The Author

Barking Dogs

Early one evening recently, I sat in a school parking lot waiting for one of our daughters to be released from choir practice. The parking lot bordered the fenced yard of one of the houses in the neighborhood. Behind the fence were two dogs. One looked to be a scruffy poodle sorely in need of a haircut, while the other was a short-haired mongrel, a Heinz-57 of a dog who seemed to be mostly fence-jumper. The poodle wandered aimlessly while the mongrel barked at everything, up to and including a leaf falling off a tree.

The after-school activities must have been numerous, because even at that after 5 hour, kids were all over the place. The mongrel was having a field day, barking himself hoarse, either trying to scare someone or get someone’s attention. What I noticed was that no one paid him any mind.
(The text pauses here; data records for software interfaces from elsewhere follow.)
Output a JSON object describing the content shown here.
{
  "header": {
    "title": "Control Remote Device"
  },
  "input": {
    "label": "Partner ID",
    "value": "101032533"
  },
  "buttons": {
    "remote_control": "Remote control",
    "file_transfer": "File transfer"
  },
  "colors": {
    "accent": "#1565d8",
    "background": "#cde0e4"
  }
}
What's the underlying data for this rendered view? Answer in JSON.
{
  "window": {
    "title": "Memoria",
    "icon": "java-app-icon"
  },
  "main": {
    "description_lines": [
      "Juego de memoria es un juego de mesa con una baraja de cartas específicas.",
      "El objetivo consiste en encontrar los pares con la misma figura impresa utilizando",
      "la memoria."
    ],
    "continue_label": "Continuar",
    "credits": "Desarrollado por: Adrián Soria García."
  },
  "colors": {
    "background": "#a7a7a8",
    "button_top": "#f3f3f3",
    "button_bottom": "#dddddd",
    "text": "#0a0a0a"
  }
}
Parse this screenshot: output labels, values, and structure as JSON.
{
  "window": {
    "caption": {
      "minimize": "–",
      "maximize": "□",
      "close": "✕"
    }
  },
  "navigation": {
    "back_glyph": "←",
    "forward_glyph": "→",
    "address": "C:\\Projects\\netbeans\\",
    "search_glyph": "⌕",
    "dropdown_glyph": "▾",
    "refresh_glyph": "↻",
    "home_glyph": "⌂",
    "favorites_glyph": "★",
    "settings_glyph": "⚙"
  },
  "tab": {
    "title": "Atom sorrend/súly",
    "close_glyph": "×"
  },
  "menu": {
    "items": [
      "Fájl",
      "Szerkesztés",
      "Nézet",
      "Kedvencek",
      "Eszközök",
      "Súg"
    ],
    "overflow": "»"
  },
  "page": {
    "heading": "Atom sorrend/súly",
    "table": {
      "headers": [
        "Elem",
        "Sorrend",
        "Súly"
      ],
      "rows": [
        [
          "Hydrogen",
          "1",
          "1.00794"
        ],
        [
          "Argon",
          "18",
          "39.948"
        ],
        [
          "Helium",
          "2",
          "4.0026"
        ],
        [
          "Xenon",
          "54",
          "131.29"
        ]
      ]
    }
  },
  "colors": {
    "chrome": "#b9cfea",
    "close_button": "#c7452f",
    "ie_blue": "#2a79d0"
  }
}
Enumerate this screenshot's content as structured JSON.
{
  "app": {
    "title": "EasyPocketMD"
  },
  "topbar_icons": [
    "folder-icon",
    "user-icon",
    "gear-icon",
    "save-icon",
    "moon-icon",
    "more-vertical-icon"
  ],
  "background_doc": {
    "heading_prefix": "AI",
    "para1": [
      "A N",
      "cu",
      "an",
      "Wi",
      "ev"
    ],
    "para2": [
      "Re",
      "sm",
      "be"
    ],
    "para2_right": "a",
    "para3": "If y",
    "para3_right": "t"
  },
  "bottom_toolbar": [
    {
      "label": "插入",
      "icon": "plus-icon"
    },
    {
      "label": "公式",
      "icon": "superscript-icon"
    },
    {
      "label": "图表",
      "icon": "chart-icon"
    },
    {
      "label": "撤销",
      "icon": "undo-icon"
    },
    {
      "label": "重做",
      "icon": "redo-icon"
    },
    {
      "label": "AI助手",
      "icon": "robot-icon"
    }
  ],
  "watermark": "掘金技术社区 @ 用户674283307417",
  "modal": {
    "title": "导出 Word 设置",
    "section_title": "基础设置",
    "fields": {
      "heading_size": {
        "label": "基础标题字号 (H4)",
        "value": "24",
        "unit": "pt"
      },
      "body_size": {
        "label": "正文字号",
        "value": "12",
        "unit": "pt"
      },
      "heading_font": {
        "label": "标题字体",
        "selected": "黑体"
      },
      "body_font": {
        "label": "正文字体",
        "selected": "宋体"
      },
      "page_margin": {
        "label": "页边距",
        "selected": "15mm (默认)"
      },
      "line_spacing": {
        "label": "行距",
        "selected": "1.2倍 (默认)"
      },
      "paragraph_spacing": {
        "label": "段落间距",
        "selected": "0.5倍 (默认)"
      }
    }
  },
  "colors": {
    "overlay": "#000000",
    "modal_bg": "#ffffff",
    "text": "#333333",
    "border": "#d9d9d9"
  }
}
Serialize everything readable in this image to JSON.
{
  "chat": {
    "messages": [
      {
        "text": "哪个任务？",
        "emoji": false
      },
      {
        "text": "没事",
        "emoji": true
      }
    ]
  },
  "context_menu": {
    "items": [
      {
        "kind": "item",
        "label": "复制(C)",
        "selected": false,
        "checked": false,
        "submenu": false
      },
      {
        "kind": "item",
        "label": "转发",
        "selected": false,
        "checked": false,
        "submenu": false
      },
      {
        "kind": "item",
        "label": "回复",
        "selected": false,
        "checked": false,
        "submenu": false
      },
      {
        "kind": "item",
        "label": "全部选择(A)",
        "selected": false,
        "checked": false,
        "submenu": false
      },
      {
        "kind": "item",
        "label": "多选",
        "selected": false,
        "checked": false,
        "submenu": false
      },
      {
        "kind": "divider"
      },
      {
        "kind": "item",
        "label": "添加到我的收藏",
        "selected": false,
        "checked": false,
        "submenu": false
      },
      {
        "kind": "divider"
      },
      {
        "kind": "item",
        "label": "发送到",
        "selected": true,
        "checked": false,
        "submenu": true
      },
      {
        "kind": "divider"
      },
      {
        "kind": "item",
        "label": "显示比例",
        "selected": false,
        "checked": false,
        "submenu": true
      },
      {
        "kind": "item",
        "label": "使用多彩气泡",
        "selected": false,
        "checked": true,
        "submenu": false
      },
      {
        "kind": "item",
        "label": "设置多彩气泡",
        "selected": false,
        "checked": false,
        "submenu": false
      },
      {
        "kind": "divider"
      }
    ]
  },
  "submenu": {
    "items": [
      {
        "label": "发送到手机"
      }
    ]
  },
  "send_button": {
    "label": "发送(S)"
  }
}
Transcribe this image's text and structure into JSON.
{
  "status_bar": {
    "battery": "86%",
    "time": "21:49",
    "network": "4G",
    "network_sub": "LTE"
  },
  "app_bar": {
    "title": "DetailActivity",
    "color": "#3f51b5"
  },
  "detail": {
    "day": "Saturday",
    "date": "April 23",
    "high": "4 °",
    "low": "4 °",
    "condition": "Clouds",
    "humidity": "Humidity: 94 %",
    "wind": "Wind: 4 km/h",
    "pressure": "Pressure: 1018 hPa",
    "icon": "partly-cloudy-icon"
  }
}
I guess the kids were so used to his noise that they tuned it out.

One young man in particular caught my attention. Big for middle school, he managed to shoulder a backpack, carry a musical instrument, and talk on his cell phone without missing a beat. As he passed between my car and the fence, he never looked up as the barker snapped, snarled, and hopped along the edge of the fence. All that noise, and he wasn’t even heard.

Then the poodle got into the action. From all the way across the yard, this aimless wanderer shot toward the fence with that well-known yap, screeching to a halt just before he banged into the chain links, the hair standing up on his dusty back, yelping with all his might. For the first time, I saw someone react to the noise. The young man I had been observing stopped the phone conversation, shifted his backpack, and took a few steps away from the fence. Even though he knew the fence was between him and trouble, this new development had grabbed his attention. It wasn’t the noise, but the one making the noise.

Have you ever noticed how that’s true among us humans? Bark often enough and aimlessly enough, and after awhile no one pays attention. Remain quiet, pick up your spots, act with energy and enthusiasm, someone’s liable to listen. In John 7:46, Jesus was teaching in the temple while upsetting the authorities. The authorities wanted him arrested, but the temple guards refused to do so. When asked why, they responded “No one ever spoke the way this man does.” Hmmm. There’s a lesson there. I’m trying to learn it.